Two CS students were selected by the Computing Research Association (CRA) for the 2024 Outstanding Undergraduate Researcher Award for their exemplary dedication to research and academic excellence, earning them a well-deserved commendation. The honorees, Eleanor Lin and Walter McKelvie, have exhibited exceptional skills and commitment in their respective areas of focus within computer science.
Eleanor Lin (CC ‘24), distinguished herself through groundbreaking research with the Spoken Language Processing Group, where she is advised by Professor Julia Hirschberg. Her work as the lead researcher on the Switchboard Dialogue Act Re-alignment project has showcased innovation and contributed significantly to updating the corpus used to identify regional differences in U. S. speakers–extremely important for Automatic Speech Recognition, particularly in telephony. Eleanor made substantial contributions to multiple Speech Lab projects while concurrently serving as a teaching assistant for computer science and linguistics. She also collaborated with researchers from Rice University, the University of Southern California, and Teacher’s College.

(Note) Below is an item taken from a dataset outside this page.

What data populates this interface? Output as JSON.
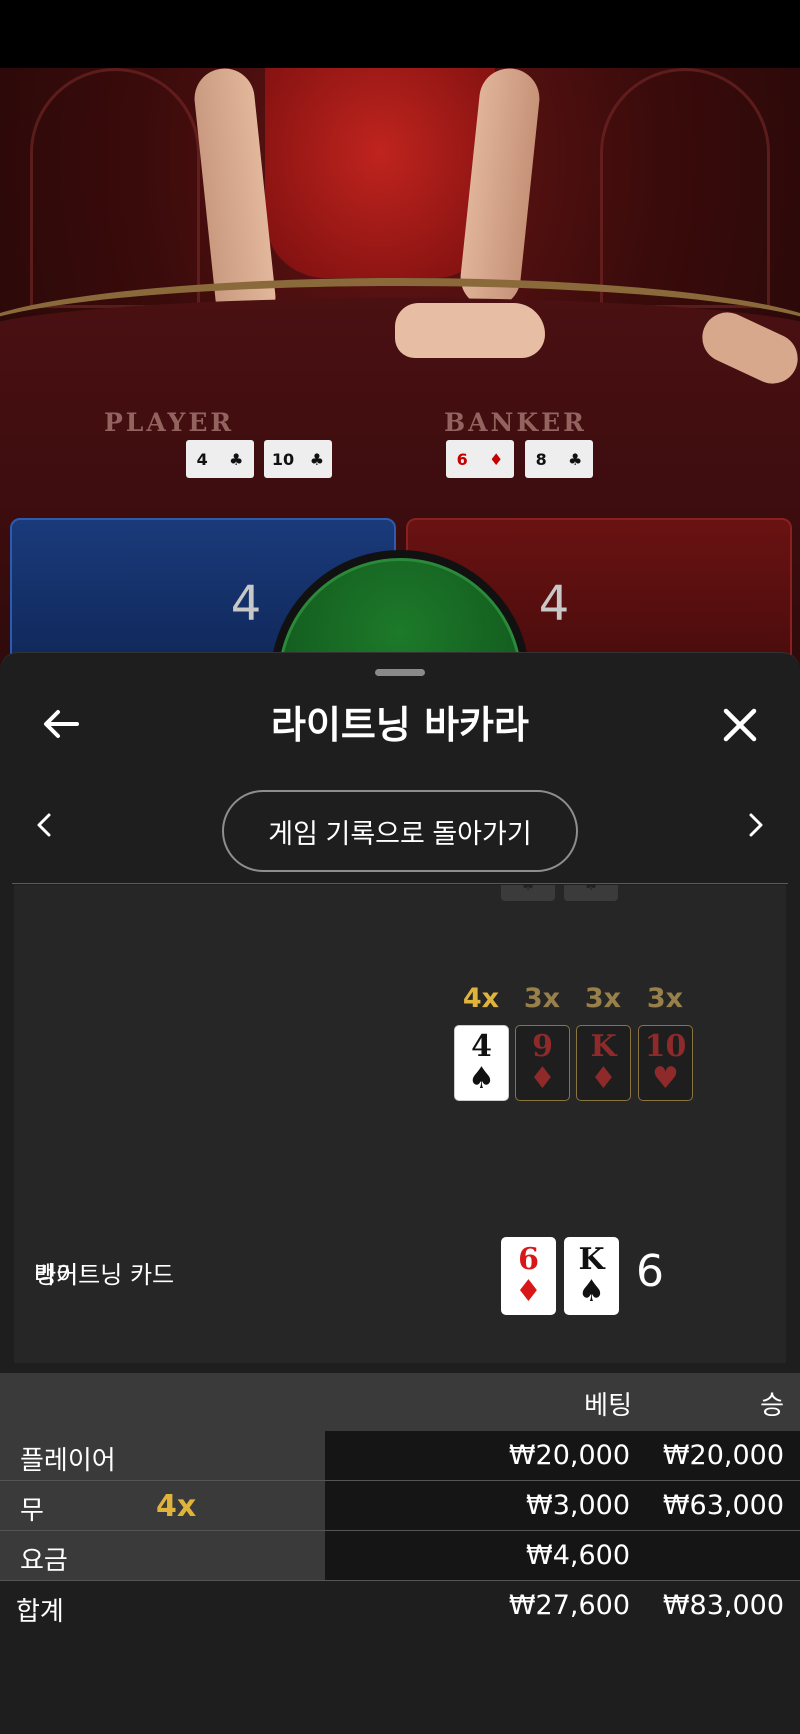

Walter McKelvie (SEAS ‘24), earned an honorable mention for their remarkable work in theoretical computer science and cryptography. He worked with Professor Tal Malkin and the Crypto Lab on fixing a problem with proof-of-stake blockchains, making a secret leader election “accountable” so that leaders cannot anonymously refuse to publish a block. His dedication to pushing the boundaries of understanding in this field has been commendable, and he greatly contributed to the research by coming up with one of the three paradigms included in the paper and writing several of the technical parts in the paper. McKelvie additionally served as a teaching assistant and collaborated with researchers from Purdue and Harvard.
The honorable mentions serve as a testament to the vibrant research community of the department, where students are encouraged to explore and excel in their chosen fields. Julia Hirschberg, the Percy K. and Vida L. W. Hudson Professor of Computer Science, assembles a team of 15 undergrads with different skills to work on the Speech Lab’s projects. Students can work on data collection and annotation, building large language models (LLMs), or both. Professor Tal Malkin typically has one or two undergraduate students who work on cryptography research. Students need to have mathematical maturity; ideally, they should have taken Malkin’s graduate-level Introduction to Cryptography class.
These recognitions also highlight the department’s commitment to providing students with a robust academic environment that encourages curiosity, creativity, and a passion for discovery.